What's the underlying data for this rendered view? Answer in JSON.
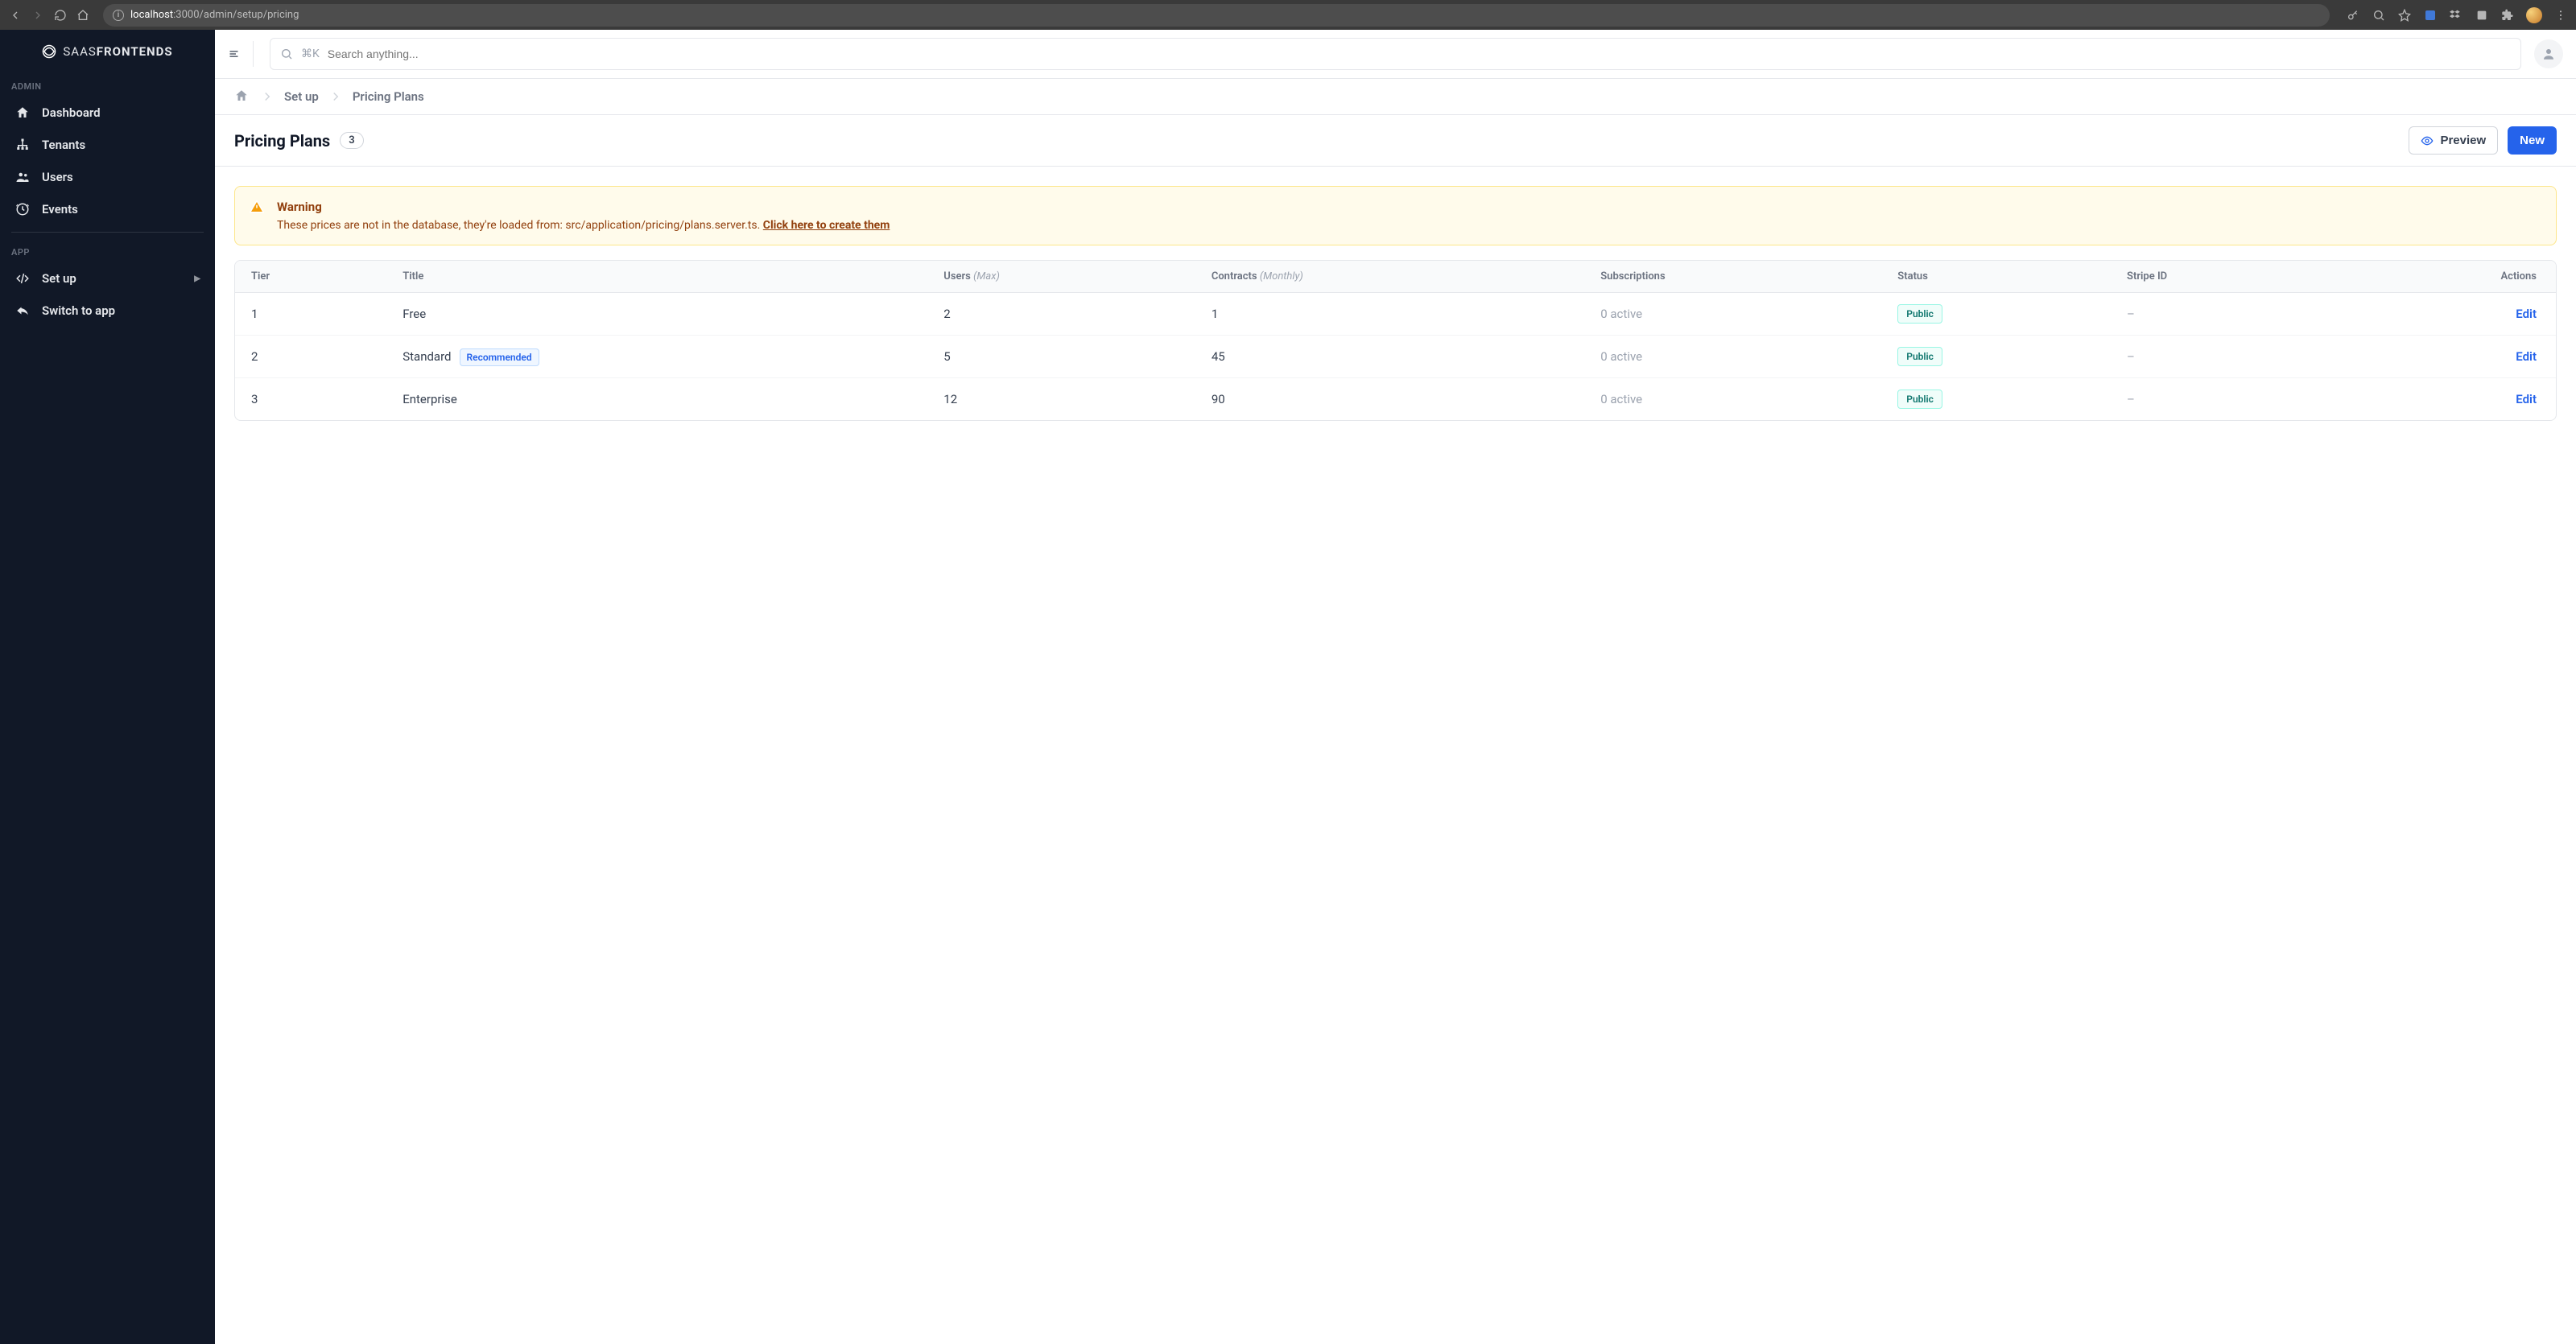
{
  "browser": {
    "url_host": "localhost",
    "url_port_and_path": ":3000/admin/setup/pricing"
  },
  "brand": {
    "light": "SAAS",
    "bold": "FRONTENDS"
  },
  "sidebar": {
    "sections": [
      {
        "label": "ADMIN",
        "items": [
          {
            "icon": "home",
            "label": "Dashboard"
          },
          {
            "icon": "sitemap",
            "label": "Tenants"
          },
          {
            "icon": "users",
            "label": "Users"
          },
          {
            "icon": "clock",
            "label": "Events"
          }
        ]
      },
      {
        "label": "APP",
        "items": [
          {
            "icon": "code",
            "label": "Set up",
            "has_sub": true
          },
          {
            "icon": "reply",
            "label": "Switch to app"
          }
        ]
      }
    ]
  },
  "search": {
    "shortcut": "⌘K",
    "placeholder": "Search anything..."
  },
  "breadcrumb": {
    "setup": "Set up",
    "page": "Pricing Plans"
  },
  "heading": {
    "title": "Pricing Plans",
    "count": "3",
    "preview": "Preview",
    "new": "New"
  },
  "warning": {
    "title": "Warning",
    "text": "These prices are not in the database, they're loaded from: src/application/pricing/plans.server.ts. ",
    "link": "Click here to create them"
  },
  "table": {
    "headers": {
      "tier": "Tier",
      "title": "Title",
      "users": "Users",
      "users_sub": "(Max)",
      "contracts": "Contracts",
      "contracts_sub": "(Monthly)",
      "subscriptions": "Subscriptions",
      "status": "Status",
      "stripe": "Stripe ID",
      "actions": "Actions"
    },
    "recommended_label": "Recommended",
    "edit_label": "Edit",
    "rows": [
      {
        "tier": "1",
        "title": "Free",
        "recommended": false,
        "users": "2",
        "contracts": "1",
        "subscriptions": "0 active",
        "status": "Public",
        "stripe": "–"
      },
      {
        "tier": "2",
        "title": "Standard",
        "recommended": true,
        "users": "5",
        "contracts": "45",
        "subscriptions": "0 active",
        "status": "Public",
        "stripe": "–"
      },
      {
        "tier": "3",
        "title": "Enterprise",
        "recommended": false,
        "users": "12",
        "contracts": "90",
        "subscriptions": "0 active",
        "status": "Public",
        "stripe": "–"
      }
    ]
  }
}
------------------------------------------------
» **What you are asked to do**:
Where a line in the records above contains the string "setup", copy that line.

» **Solution to this task**:
    "url_port_and_path": ":3000/admin/setup/pricing"
    "setup": "Set up",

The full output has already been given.